“It’s good to see the Treasury dipping its toe into changes to the tax barriers to reducing emissions. That hints at a willingness to consider more fundamental reform later this year. But getting on track to Net Zero obviously requires a great deal more – and it seems we will have to wait to see promised steps on energy efficiency in buildings. These issues now move centre-stage, requiring urgent attention from the Chancellor.”
Mike Childs head of policy at Friends of the Earth said:
“This Budget contains a massive road-building programme which completely destroys any pretence of UK government leadership ahead of this years’ crucial climate summit.
“Funding for cleaner cars, EV charging, action on plastics and more trees are just a few green sprinklings on a truly awful Budget.

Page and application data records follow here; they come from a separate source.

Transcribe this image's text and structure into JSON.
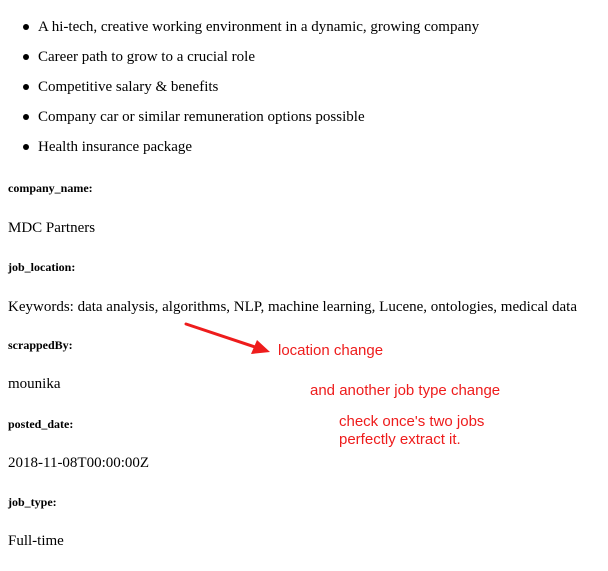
{
  "benefits": [
    "A hi-tech, creative working environment in a dynamic, growing company",
    "Career path to grow to a crucial role",
    "Competitive salary & benefits",
    "Company car or similar remuneration options possible",
    "Health insurance package"
  ],
  "fields": {
    "company_name": {
      "label": "company_name:",
      "value": "MDC Partners"
    },
    "job_location": {
      "label": "job_location:",
      "value": "Keywords: data analysis, algorithms, NLP, machine learning, Lucene, ontologies, medical data"
    },
    "scrappedBy": {
      "label": "scrappedBy:",
      "value": "mounika"
    },
    "posted_date": {
      "label": "posted_date:",
      "value": "2018-11-08T00:00:00Z"
    },
    "job_type": {
      "label": "job_type:",
      "value": "Full-time"
    }
  },
  "annotations": {
    "location_change": "location change",
    "job_type_change": "and another job type change",
    "check_line1": "check once's two jobs",
    "check_line2": "perfectly extract  it."
  },
  "colors": {
    "annotation": "#ee1c1c"
  }
}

“This Budget will wreck the countryside with new roads, leave Britain choking on filthy air, and further fuel the climate crisis.

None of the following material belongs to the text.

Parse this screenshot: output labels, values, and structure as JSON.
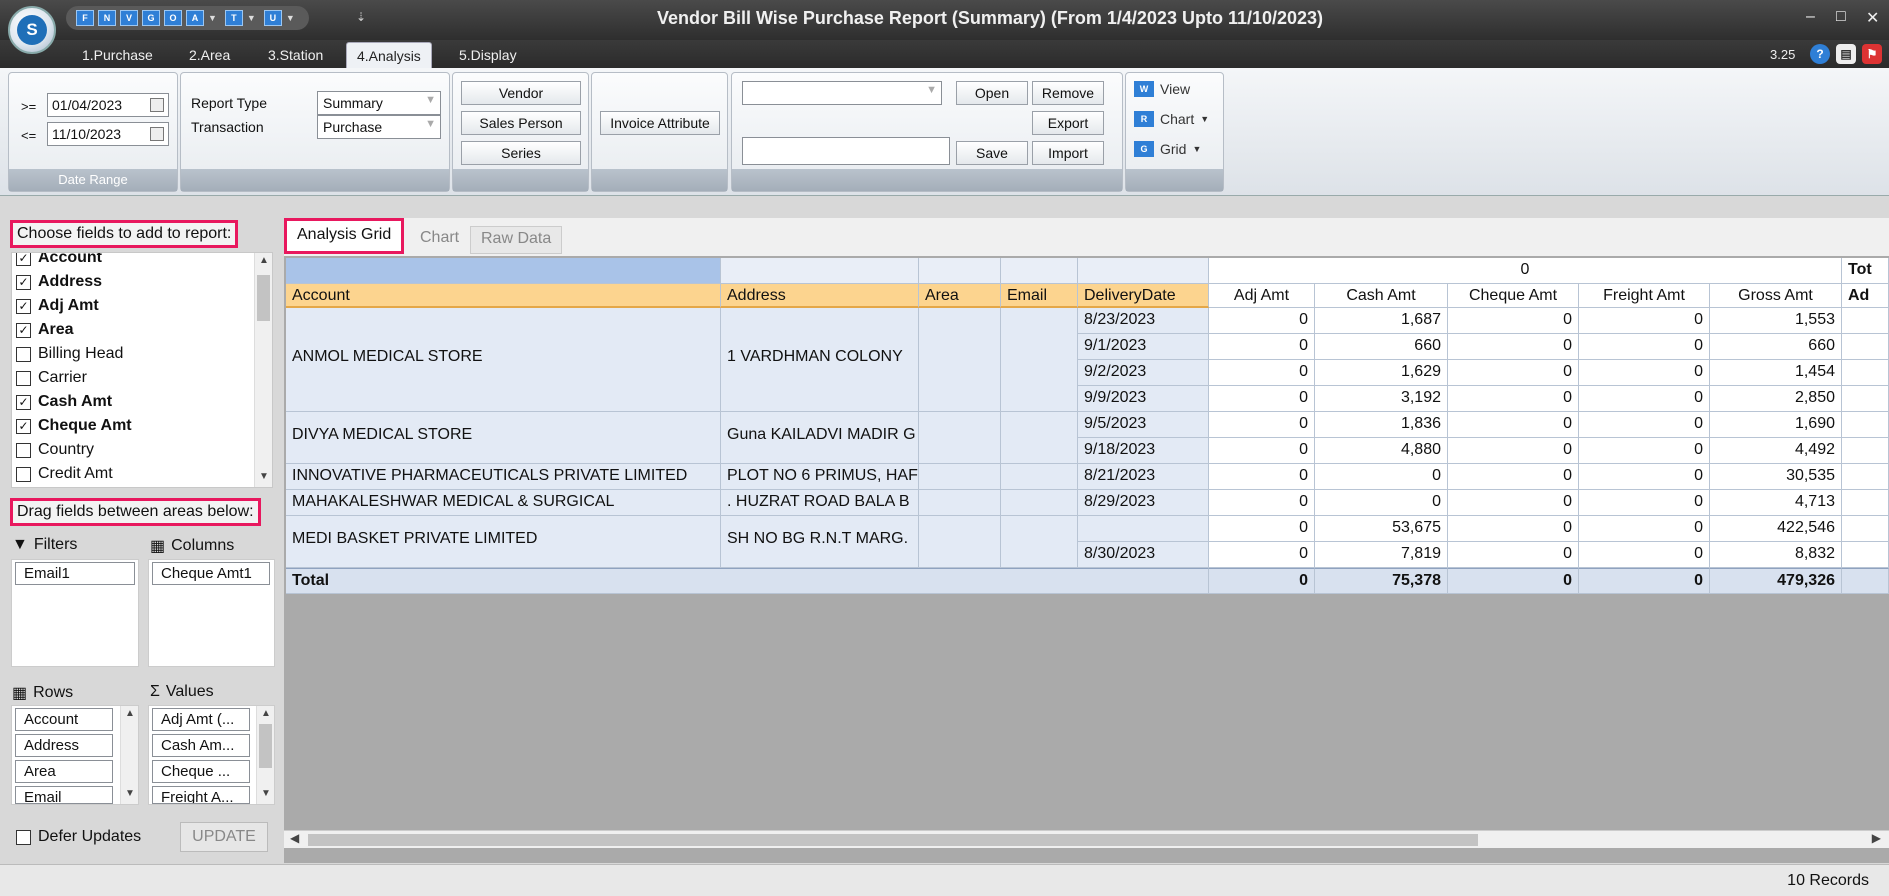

“When it comes to fixing our broken planet, this Chancellor certainly isn’t getting it done.”
Nicola Shaw, UK executive director for National Grid said:
“We welcome today’s Budget which makes key commitments on the areas of electric vehicle charging and carbon capture and storage.
“It’s great to see that range anxiety has been recognised as a key blocker to the mass take-up of electric vehicles. We look forward to working with government on their review of charging infrastructure along the full strategic road network.
“By investing today in the electricity infrastructure that will support the charging hubs of tomorrow, the government can help fast-track the take-up of EVs, cutting carbon and improving air quality for communities the length and breadth of the country.
“We welcome also the funding commitment for carbon capture and storage in multiple clusters, which is critical to the decarbonisation of Britain’s industrial heartlands. Deploying this technology and accelerating progress in the development of carbon transport and storage infrastructure will drive future growth in places like the Humber and help to preserve tens of thousands of jobs.”
RenewableUK’s Deputy CEO Melanie Onn said:
“Taken together with the announcements last week on increasing renewables, yesterday’s Budget made clear that cheap, clean energy is vital to achieving net zero at lowest cost. The Chancellor’s decision to raise the business levy on gas boosts the case for investment in new low carbon heating technologies and developing clean fuels, like renewable hydrogen, to decarbonise industry and transport. We look forward to working with the Government to go further and faster in creating the markets for new technologies to deliver net zero”.
The government’s full policy paper for the 2020 Budget is available to view on its website.